What you should do.
Lines from the entries below that hold "tech" form the answer; copy all of them.

Given information.

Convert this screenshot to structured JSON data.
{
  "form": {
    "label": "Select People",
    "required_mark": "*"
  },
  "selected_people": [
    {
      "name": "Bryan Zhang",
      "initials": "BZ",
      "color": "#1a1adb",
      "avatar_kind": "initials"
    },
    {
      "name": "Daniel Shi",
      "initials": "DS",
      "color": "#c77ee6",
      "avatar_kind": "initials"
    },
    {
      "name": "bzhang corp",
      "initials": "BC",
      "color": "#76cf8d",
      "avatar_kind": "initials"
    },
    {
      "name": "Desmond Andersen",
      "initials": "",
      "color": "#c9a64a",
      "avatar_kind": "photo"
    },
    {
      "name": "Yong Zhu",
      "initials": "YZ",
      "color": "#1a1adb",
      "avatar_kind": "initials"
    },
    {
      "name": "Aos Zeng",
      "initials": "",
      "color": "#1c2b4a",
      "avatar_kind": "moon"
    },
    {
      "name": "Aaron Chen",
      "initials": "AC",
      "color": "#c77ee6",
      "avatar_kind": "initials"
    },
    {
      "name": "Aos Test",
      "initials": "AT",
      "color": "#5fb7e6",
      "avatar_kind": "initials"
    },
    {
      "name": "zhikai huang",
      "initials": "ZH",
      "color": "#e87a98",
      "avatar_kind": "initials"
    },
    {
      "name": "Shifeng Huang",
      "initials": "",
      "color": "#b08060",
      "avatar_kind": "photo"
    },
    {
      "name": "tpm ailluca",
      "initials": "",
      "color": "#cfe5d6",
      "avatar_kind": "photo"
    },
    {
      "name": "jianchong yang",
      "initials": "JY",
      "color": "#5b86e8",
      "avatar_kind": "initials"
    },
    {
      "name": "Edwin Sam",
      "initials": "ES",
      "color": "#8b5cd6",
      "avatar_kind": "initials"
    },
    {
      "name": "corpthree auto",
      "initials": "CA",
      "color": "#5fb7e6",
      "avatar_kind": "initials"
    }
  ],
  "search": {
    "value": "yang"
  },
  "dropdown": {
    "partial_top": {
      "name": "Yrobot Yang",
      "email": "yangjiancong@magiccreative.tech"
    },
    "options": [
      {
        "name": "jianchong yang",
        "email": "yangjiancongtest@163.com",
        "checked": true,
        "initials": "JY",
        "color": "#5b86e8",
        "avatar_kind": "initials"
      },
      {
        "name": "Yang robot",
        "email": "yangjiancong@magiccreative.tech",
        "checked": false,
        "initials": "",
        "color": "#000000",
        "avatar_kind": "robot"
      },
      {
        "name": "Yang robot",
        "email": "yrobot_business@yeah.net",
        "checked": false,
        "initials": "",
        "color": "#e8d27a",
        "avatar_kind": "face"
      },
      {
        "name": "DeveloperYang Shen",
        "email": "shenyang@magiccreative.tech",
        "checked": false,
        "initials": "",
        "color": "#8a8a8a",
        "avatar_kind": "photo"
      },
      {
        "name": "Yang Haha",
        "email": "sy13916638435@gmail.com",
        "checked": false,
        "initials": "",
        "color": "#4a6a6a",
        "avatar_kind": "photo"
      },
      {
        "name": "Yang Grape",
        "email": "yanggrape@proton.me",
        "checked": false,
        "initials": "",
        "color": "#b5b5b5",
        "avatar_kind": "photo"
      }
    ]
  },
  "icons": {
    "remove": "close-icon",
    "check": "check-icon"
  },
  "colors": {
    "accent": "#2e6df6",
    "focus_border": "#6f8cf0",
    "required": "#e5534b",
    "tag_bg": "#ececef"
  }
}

Solution to this task.
      "email": "yangjiancong@magiccreative.tech"
        "email": "yangjiancong@magiccreative.tech",
        "email": "shenyang@magiccreative.tech",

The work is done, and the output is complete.